Try selling a brightly colored paisley pattern quilted cotton handbag to anyone below the age of 40. Paisley doesn’t exactly scream “hot Millennial trend!”
But for Vera Bradley, the paisley pattern is its identity. The company has attracted an almost cult-like following for its cotton handbags, backpacks and wallets which are often splashed with every kind of paisley pattern imaginable. There’s a “Fireworks Paisley,” a “Daisy Dot Paisley,” and even a whimsical “Mickey and Minnie Paisley.”
For nearly four decades, the company has unabashedly embraced the paisley print even as other retailers rushed to stock more Millennial-friendly items. It has championed bright, bold prints on its bags because it made sense for the customer it was courting.
“Traditionally the Vera Bradley shopper is the working mom, 40 to 60 years of age who likes patterns and comfortable casual bags,” said Eric Beder, a specialty retail analyst and CEO of small Cap Consumer Research.
Then, two years ago, the company hit a rough patch.
“There were issues about the product becoming stale and heavy discounting to get product out the door,” Beder said.
Vera Bradley’s sales at stores open at least a year, an important gauge of a retailer’s health, fell 10.3% in 2018.
The company operates about 150 stores — split between mall locations and outlet centers — and sells products on its website. Online sales fell nearly 25% in 2018 over the prior year. Vera Bradley products, priced between $15 for a zip ID case to $278 for luggage, also sold at more than 2,000 other specialty stores and department stores nationwide.
The protracted slump in sales was a critical uh-oh moment for a company that usually generates more than $400 million in annual revenue.
Beder said there was a realization that not only did Vera Bradley have to innovate to retain its “heritage” customer, but it also had to find a way to build a new fan base among young shoppers.
“Vera Bradley is one of the largest sellers of backpacks and luggage. These items inherently appeal to school and college kids and young working adults,” said Beder. “The challenge for the brand has been to find a way to bridge that age gap between its core shopper and younger shoppers,” he said.
Vera Bradley CEO Robert Wallstrom, who joined the company in November 2013 after 16 years with luxury retailer Saks, said the company started to take “corrective action” in 2018.
The most significant step was investing in product and fabric innovation to create buzz. Last year, the brand rolled out a new collection of bags made with water-resistant cotton, bearing a more polished look with pattern-free solid colors in the mix.
“This is targeting the young woman who has graduated college and needs an affordable, durable first work bag,” said Beder.

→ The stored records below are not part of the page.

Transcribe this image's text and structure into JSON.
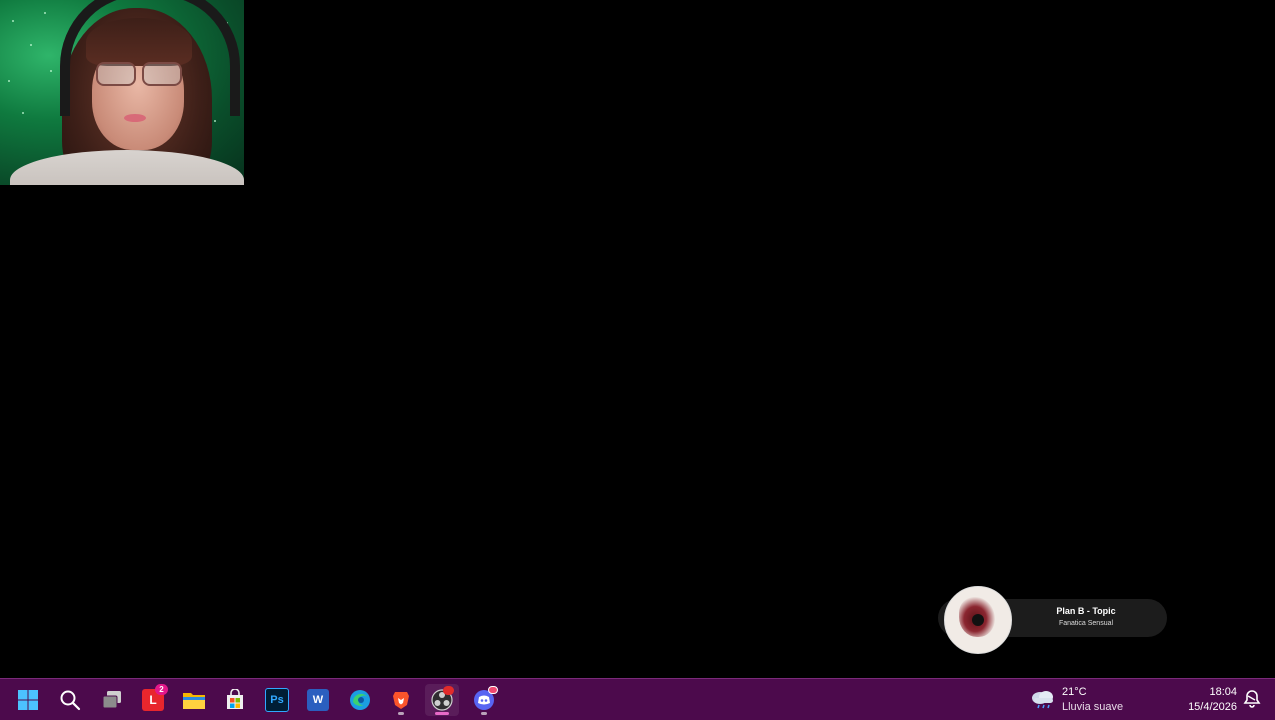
{
  "desktop": {
    "background_color": "#000000"
  },
  "media_widget": {
    "title": "Plan B - Topic",
    "artist": "Fanatica Sensual"
  },
  "taskbar": {
    "background_color": "#4c0a4c",
    "items": [
      {
        "icon": "windows-start-icon",
        "interactable": true
      },
      {
        "icon": "search-icon",
        "interactable": true
      },
      {
        "icon": "task-view-icon",
        "interactable": true
      },
      {
        "icon": "lingq-app-icon",
        "badge": "2"
      },
      {
        "icon": "file-explorer-icon"
      },
      {
        "icon": "microsoft-store-icon"
      },
      {
        "icon": "photoshop-icon",
        "label": "Ps"
      },
      {
        "icon": "word-icon",
        "label": "W"
      },
      {
        "icon": "edge-icon"
      },
      {
        "icon": "brave-icon"
      },
      {
        "icon": "obs-icon"
      },
      {
        "icon": "discord-icon"
      }
    ]
  },
  "tray": {
    "weather": {
      "temperature": "21°C",
      "description": "Lluvia suave",
      "icon": "cloud-rain-icon"
    },
    "clock": {
      "time": "18:04",
      "date": "15/4/2026"
    },
    "notification_icon": "notification-bell-icon"
  }
}
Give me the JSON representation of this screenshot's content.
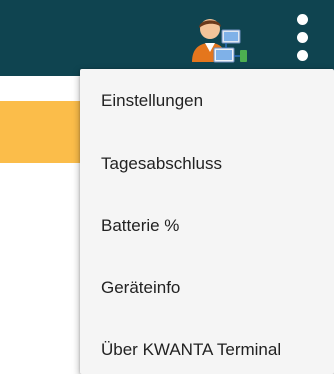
{
  "colors": {
    "toolbar_bg": "#0f4450",
    "accent_orange": "#fbbd4a",
    "menu_bg": "#f5f5f5",
    "menu_text": "#222222"
  },
  "toolbar": {
    "account_icon": "user-network-icon",
    "overflow_icon": "more-vertical-icon"
  },
  "menu": {
    "items": [
      {
        "label": "Einstellungen"
      },
      {
        "label": "Tagesabschluss"
      },
      {
        "label": "Batterie %"
      },
      {
        "label": "Geräteinfo"
      },
      {
        "label": "Über KWANTA Terminal"
      }
    ]
  }
}
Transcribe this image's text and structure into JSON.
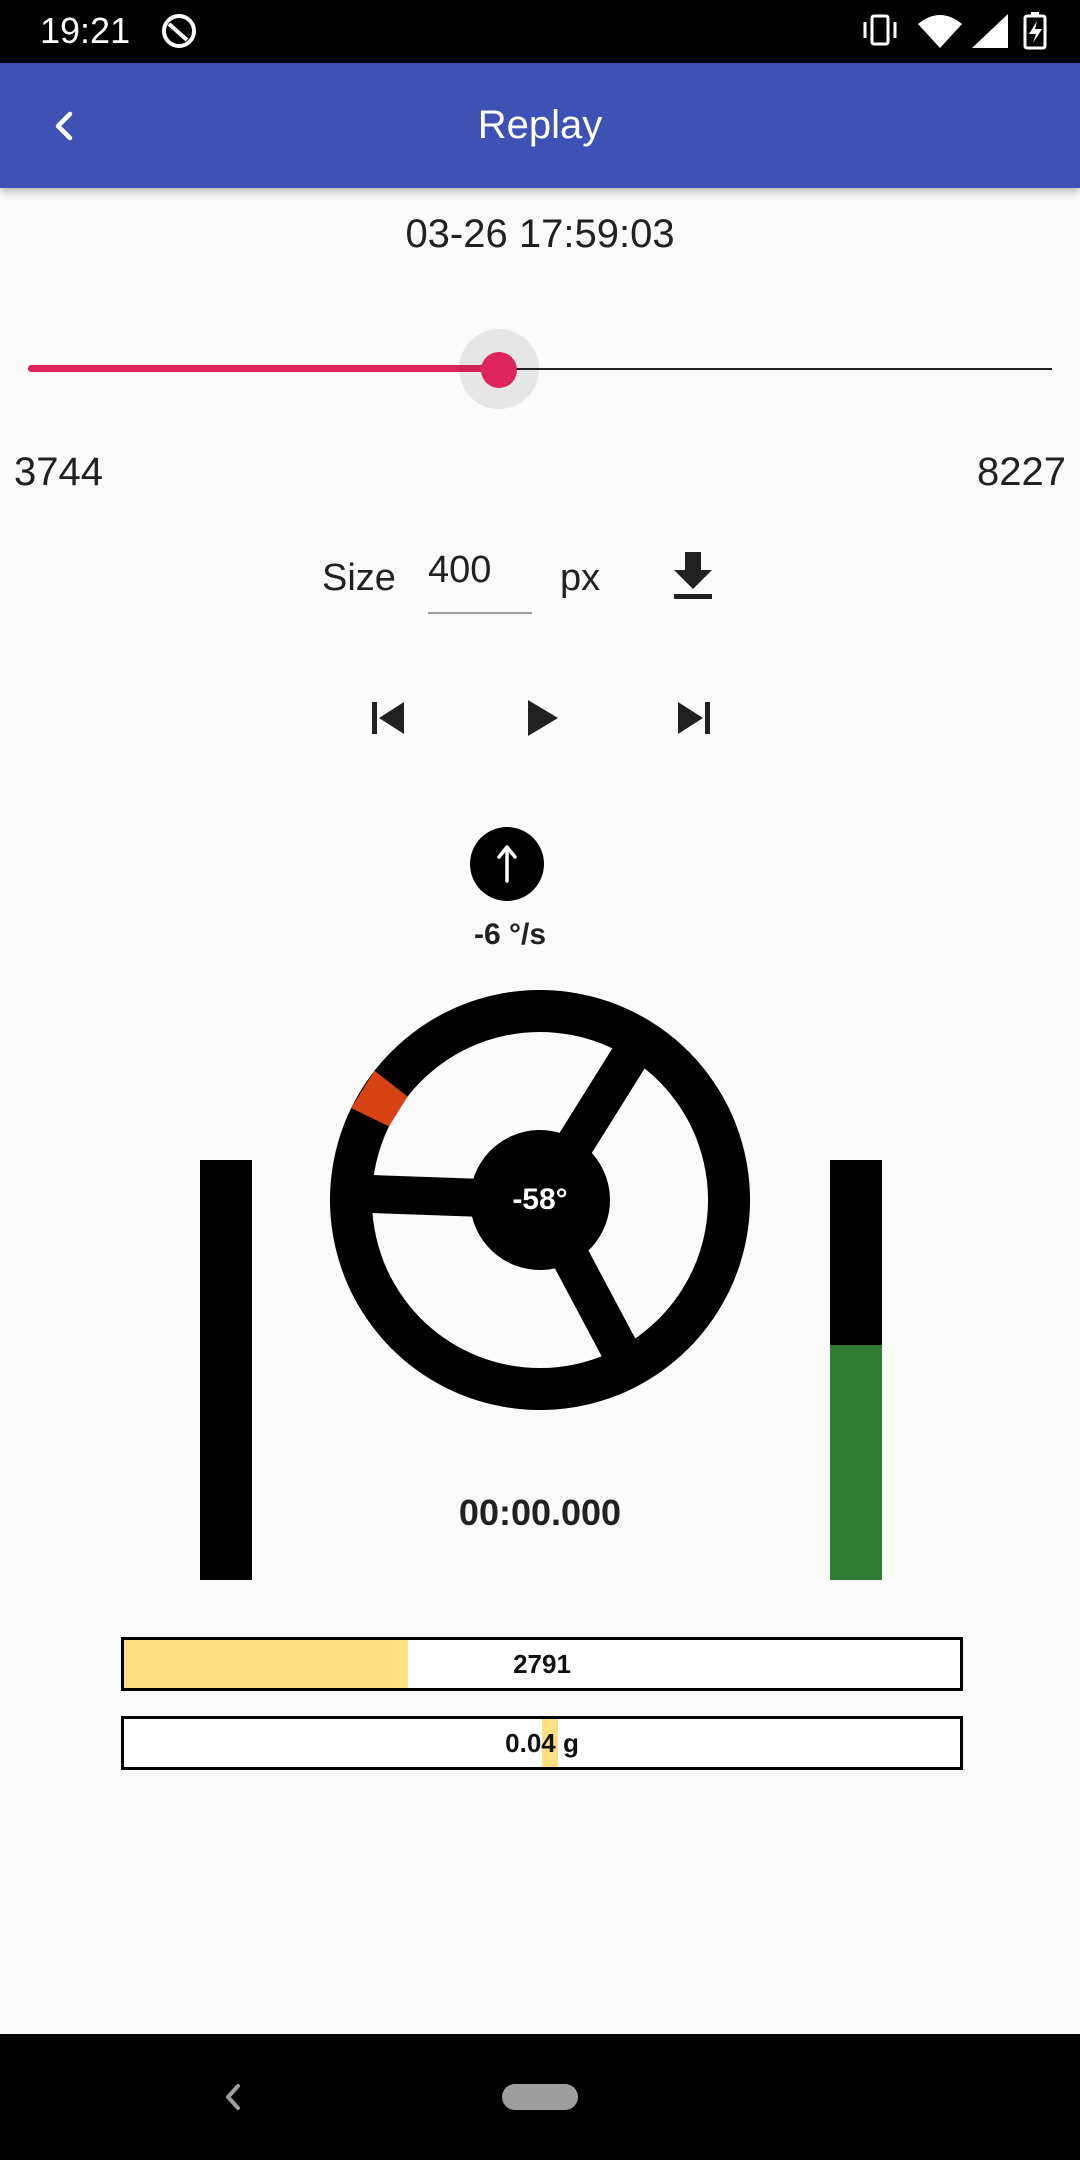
{
  "status_bar": {
    "time": "19:21",
    "icons": [
      "app-notification-icon",
      "vibrate-icon",
      "wifi-icon",
      "signal-icon",
      "battery-charging-icon"
    ]
  },
  "app_bar": {
    "title": "Replay",
    "back_icon": "chevron-left-icon",
    "color": "#3f51b5"
  },
  "timestamp": "03-26 17:59:03",
  "slider": {
    "min_label": "3744",
    "max_label": "8227",
    "position_fraction": 0.46,
    "color": "#e0245e"
  },
  "size": {
    "label": "Size",
    "value": "400",
    "unit": "px",
    "download_icon": "download-icon"
  },
  "playback": {
    "icons": [
      "skip-previous-icon",
      "play-icon",
      "skip-next-icon"
    ]
  },
  "rate": {
    "value": "-6 °/s",
    "icon": "arrow-up-icon"
  },
  "steering": {
    "angle_label": "-58°",
    "angle_deg": -58,
    "marker_color": "#d84315"
  },
  "side_bars": {
    "left_fill_fraction": 0,
    "right_fill_fraction": 0.56,
    "right_fill_color": "#2e7d32"
  },
  "elapsed": "00:00.000",
  "meters": [
    {
      "label": "2791",
      "fill_fraction": 0.34,
      "color": "#ffe082"
    },
    {
      "label": "0.04 g",
      "marker_fraction": 0.51,
      "color": "#ffe082"
    }
  ],
  "nav_bar": {
    "icons": [
      "back-icon",
      "home-pill-icon"
    ]
  }
}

This may also be the same consumer who grew up seeing her mom carry a Vera Bradley handbag on her shoulder or a Vera Bradley suitcase to the airport. So the brand connection is already there, according to the company. It has an opportunity to leverage that in a way that changes the perception of it being a “mom” brand to one that is relevant to her daughter or even her school age granddaughter.
In July of last year, the company bought majority stake in Creative Genius, owner of Pura Vida. The online brand, popular with Millennials and Gen Z, markets itself as a socially conscious brand with sustainable fabrics. It partners with charities worldwide and sells affordable handcrafted bracelets made by artisans from Costa Rica, El Salvador and other countries.

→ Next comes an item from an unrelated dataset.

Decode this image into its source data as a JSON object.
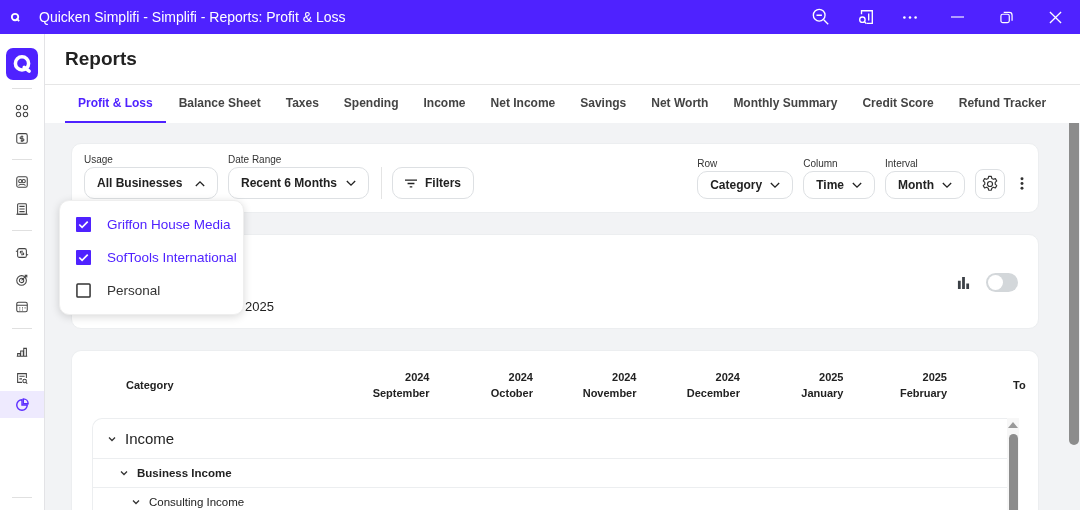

Shopping for gifts that had a social or environmental benefit was a big driver for younger shoppers this past holiday season, according to NPD Group. The data showed that about 25% of 25 to 34-year-olds, and almost 30% of 18 to 24-year-olds felt giving gifts that “give back” was more important to them than it was in the prior year.
Beder estimates Pura Vida’s sales to be around $125 million in 2020.
These changes helped turn around Vera Bradley in 2019. Beder said the brand grew sales in every quarter of the year.
Wallstrom is hoping to keep the momentum going in 2020. Vera Bradley is launching a bag collection in January designed with fabric made from recycled plastic bottles.
Analysts expect it will draw younger, higher-income, socially conscious shoppers who are willing to “pay up” for a product that fits their lifestyle and values.
“In many ways, the younger generation is influencing the generation above them,” said Wallstrom.
Skewing even younger, the brand is launching a collaboration with Harry Potter in June. One collection will feature bags, tech products and accessories and another collection will focus on the holidays and include Harry Potter-themed robes, blankets and slippers.
Other legacy brands, including upscale home furnishing brand Pottery Barn, have also turned to Harry Potter to infuse excitement in the brand and capture the attention — and dollars — of younger consumers. Pottery Barn launched a Harry Pottery decor collection in 2018 and has since expanded it across its portfolio of furniture, kitchen items and cooking tools.
“We’ve always thought of the brand as multi-generational,” said Wallstrom. The effort now is to balance [classic] Vera Bradley with a fresher version of the brand.
“We’re finding that balance,” he said. “We have to respect what consumers want today.”